The iris is the colourful part of the eye and controls the diameter and size of the pupil — allowing it to adapt to different lighting. In order to perform this task the iris employs pigmented muscle-fibers, also known as a stroma. A handy side-effect of this apparatus is that each eye displays a unique set of colourful patterns which can be used to identify individuals.

These complex patterns are said to be unique, stable and observable from a distance making them an excellent choice for authentication. For this reason, several countries have enrolled in iris recognition programs enabling passport-free automated border-crossings.

As a consequence, iris recognition is one of the oldest forms of Biometric identification in existence and still used today. The modern technology it relies on however is quite expensive and the emergence of more accurate forms of authentication — like facial recognition — may be a nail in the coffin.

The Advantages Of Biometric Identification

Biometric Identification offers a number of important advantages.

In terms of convenience, it’s clearly much easier to press your thumb against a sensor than it is to remember a secure password. For businesses, this can result in happier customers and fewer support tickets.

From a security perspective, Biometrics also wins the day. Malicious actors can easily crack unsophisticated passwords using specialised software. Creating a fraudulent 3D map of a customers face in order to access her account is far more complex and time consuming.

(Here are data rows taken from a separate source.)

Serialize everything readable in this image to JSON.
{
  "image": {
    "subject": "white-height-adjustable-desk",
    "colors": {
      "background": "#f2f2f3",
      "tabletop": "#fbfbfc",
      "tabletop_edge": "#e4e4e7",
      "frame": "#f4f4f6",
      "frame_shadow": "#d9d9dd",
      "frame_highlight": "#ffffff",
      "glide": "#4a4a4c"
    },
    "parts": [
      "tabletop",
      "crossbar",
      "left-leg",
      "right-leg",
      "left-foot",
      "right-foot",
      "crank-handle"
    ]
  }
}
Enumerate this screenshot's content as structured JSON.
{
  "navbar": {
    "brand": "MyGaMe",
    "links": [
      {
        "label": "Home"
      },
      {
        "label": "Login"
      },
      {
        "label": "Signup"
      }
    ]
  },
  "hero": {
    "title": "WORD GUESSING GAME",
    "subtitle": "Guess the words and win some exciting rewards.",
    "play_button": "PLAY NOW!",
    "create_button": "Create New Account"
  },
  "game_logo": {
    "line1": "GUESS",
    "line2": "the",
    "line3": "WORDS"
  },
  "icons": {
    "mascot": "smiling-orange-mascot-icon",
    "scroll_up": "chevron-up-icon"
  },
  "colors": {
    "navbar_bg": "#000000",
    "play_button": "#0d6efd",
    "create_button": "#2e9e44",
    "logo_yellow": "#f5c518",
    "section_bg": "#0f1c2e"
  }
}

The Disadvantages Of Biometric Identification

Although Biometrics often provide a more convenient and secure method for authentication, it also harbours some dangers.

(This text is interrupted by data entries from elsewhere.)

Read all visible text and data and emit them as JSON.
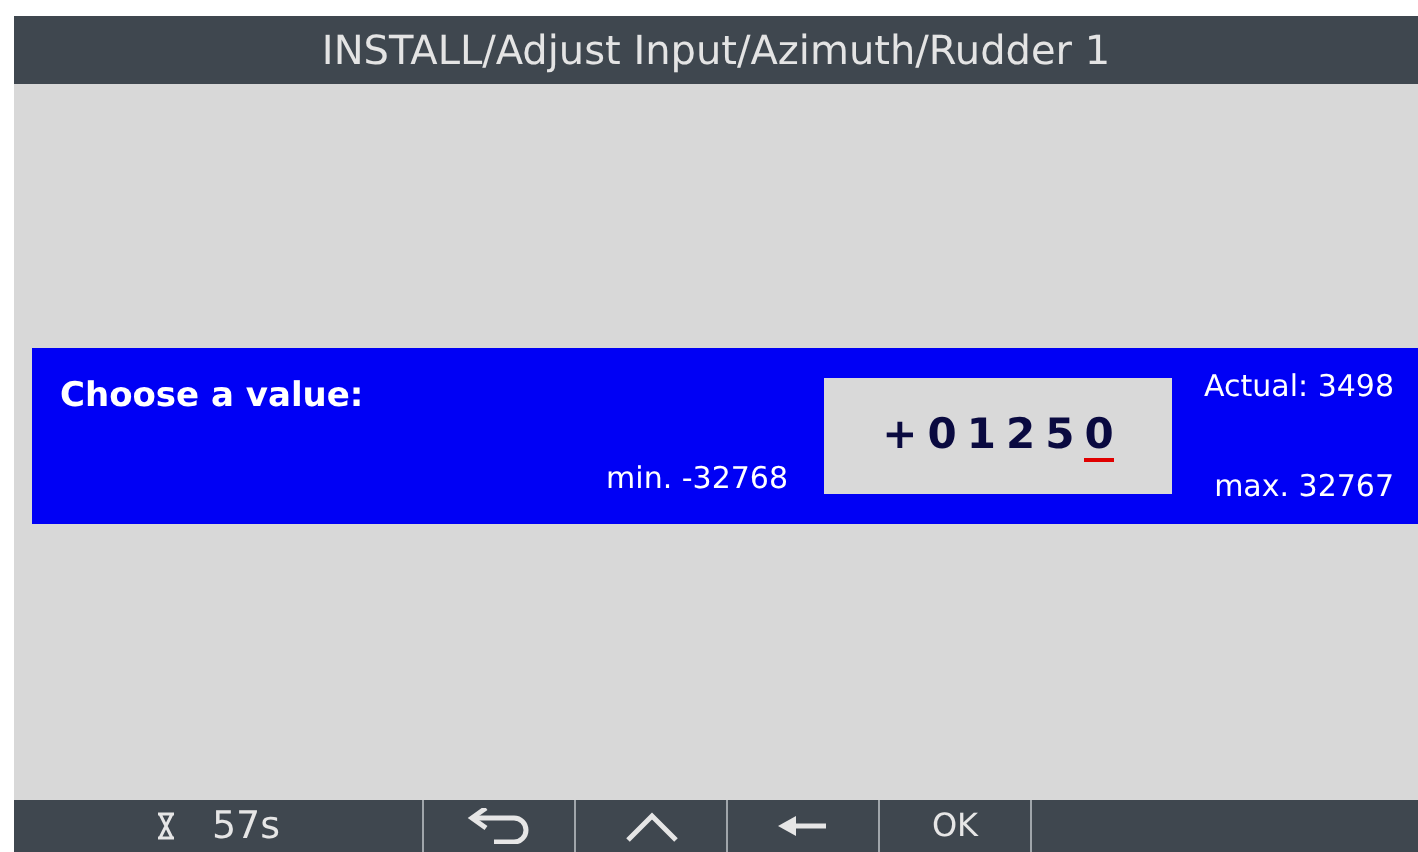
{
  "title": "INSTALL/Adjust Input/Azimuth/Rudder 1",
  "prompt": {
    "label": "Choose a value:",
    "min": "min. -32768",
    "max": "max. 32767",
    "actual": "Actual: 3498",
    "digits": [
      {
        "char": "+",
        "selected": false
      },
      {
        "char": "0",
        "selected": false
      },
      {
        "char": "1",
        "selected": false
      },
      {
        "char": "2",
        "selected": false
      },
      {
        "char": "5",
        "selected": false
      },
      {
        "char": "0",
        "selected": true
      }
    ]
  },
  "timer": "57s",
  "buttons": [
    {
      "kind": "back"
    },
    {
      "kind": "up"
    },
    {
      "kind": "left"
    },
    {
      "kind": "text",
      "label": "OK"
    }
  ]
}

Perhaps the most concerning is the centralization of Biometric data in vulnerable databases. As this timeline shows, data breaches are breath-takingly common and Biometric databases — like this one in Israel — have already exposed highly sensitive records.

Of course this raises serious concerns. Leaked passwords and email addresses can easily be changed, but fingerprints and retinas are for life.

Equally concerning is its use by Governments around the world. As regimes change it’s easy to imagine a country’s entire biometric database falling into the hands of a group of politicians that do not have their citizens best interests at heart. The damage that could be done in such a scenario is immeasurable.


Clearly Biometrics is becoming increasingly popular and we should expect to see more of it entering our lives in the years to come. For individuals it’s worth seriously considering where the data is stored.

Information — like fingerprints — can wreak havoc when it falls into the wrong hands and corporations often fail to keep their customers data safe.

For businesses, Biometric identification represents an exciting leap with the potential to lower costs and increase customer satisfaction. That being said, Biometric data is much more valuable than the information that would typically be stored on your databases. With that in mind, it is absolutely crucial to find a reputable service provider that can not only provide the technology but the data security as well.